HERE’S WHERE IT GETS INTERESTING
Joe Miller is now weighing another run for the Senate. Only this time, it’ll be against Mark Begich. A post on his website explains:
I have been a Republican for most of my adult life. But I am under no illusions about the Republican Establishment’s failure to confront the problems facing the country. The status quo is not a viable option.
Let’s be honest. The partisan frame of reference is outmoded. We now live under a duopoly which serves corporate and special interests, rather than the interests of the individual citizen. It’s the insiders versus the outsiders.
While many in my party prattle on and on about their desperate desire to “defeat Mark Begich,” that is not my singular object. Yes, Mark Begich is part of the problem in Washington. But for me, the 2014 election is not merely about beating Mark Begich. It’s about saving the country!
The corruption of the Republican Party in Alaska is not in question. We noticed it in 2006 when a full 10% of the legislature (all Republicans) were indicted for selling their votes to the oil companies. That taught the establishment GOP a lesson – next time, be sneakier about it. The need for a reformer on a white horse who was willing to clean Republican house is what brought us Sarah Palin. It could happen again.
Let’s assume that Miller wins the primary. Primary elections call out the hardcore ideological base, after all, and Miller is definitely a hard-core social conservative. And in Alaska, Democrats can’t pull a Republican primary ballot. This is why Joe Miller won the primary last time. It’s all about who is passionate enough to turn out. And this time, there is no moderate Republican already in the office he’s running for. There is no incumbent to run a write-in. This time it’s a Democrat. If Miller pulls off another primary victory, it’s Miller v. Begich, mano a mano.
And to listen to him, if he won, he’d take Strategy #1. Only, he’d be on the political right.
WHAT WILL ALASKANS DO?

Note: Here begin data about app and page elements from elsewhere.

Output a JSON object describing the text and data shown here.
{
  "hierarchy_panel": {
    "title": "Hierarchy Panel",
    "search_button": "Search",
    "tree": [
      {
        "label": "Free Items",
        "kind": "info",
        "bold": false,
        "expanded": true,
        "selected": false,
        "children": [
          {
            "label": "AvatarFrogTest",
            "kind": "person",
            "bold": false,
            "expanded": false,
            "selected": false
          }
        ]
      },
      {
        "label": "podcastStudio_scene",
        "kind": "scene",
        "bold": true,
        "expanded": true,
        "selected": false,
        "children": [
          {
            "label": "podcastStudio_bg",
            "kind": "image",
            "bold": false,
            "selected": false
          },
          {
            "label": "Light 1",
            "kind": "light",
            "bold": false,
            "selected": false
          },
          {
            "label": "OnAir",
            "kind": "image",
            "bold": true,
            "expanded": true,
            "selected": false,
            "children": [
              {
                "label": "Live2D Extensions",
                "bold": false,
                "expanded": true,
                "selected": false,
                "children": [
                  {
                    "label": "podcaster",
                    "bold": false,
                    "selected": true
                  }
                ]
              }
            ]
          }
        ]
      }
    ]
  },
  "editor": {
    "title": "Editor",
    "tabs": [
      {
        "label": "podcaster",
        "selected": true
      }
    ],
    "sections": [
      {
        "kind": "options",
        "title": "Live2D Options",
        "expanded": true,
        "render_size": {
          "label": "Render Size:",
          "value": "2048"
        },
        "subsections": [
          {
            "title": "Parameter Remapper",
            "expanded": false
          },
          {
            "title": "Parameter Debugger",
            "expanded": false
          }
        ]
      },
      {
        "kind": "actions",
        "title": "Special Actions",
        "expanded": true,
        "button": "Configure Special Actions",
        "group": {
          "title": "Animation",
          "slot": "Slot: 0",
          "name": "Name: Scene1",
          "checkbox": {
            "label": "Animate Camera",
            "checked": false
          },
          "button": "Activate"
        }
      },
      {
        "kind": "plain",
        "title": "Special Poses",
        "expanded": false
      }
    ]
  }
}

Will the left’s and moderate Republicans’ distaste for Joe Miller’s politics inspire them to work hard for Mark Begich? Will they ignore the other down ticket races, and pound the pavement? Or will Miller rake in big bucks nationally, while the likes of Michael Bloomberg spend money to defeat Begich on principle because of his gun stance, regardless of whom he runs against?
Will Alaskans decide their limited campaign contribution dollars should go to Begich, or will they send them to legislative candidates, or a gubernatorial candidate, or to whatever white knight decides to take on the killer bunny that is Don Young?
A recent Public Policy Poll which was taken BEFORE the recent gun and background check legislation votes, showed that voters approve of Begich’s job performance by a wider margin, 49% to 39%, and independents (more than 50% of voters) approve of Begich 54% to 32%. Begich also gets approval from 24% of Republican voters.
And the direct question was asked:
If the candidates for Senate next year were Democrat Mark Begich and Republican Joe Miller, who would you vote for?
Joe Miller ……………………………………………….. 30%
Not sure …………………………………………………. 12%
So, it appears that no matter how the base feels, Begich may have played his cards well to secure reelection, although we do not know how the recent gun vote will affect voters in the long term.
It seems clear that Republicans of certain stripes will cross over and vote for Begich. But would Democrats cross over and vote for Miller? Even those who agree with him on his civil libertarian, election integrity, and anti-corruption stances will likely not be able to stomach his extreme position on social issues. Joe Miller is taking Strategy Option #1, Begich is taking Strategy Option #2, and this particular race is likely to be one of the most fascinating we’ve seen in some time.
FINGER ON THE PULSE OF THE LEFT (MOSTLY)
Anecdotal evidence is certainly not scientific, and the best numbers we have are from the PPP poll cited above. But I asked those on my own Facebook page to tell me what they thought about Mark Begich. Here was my direct question: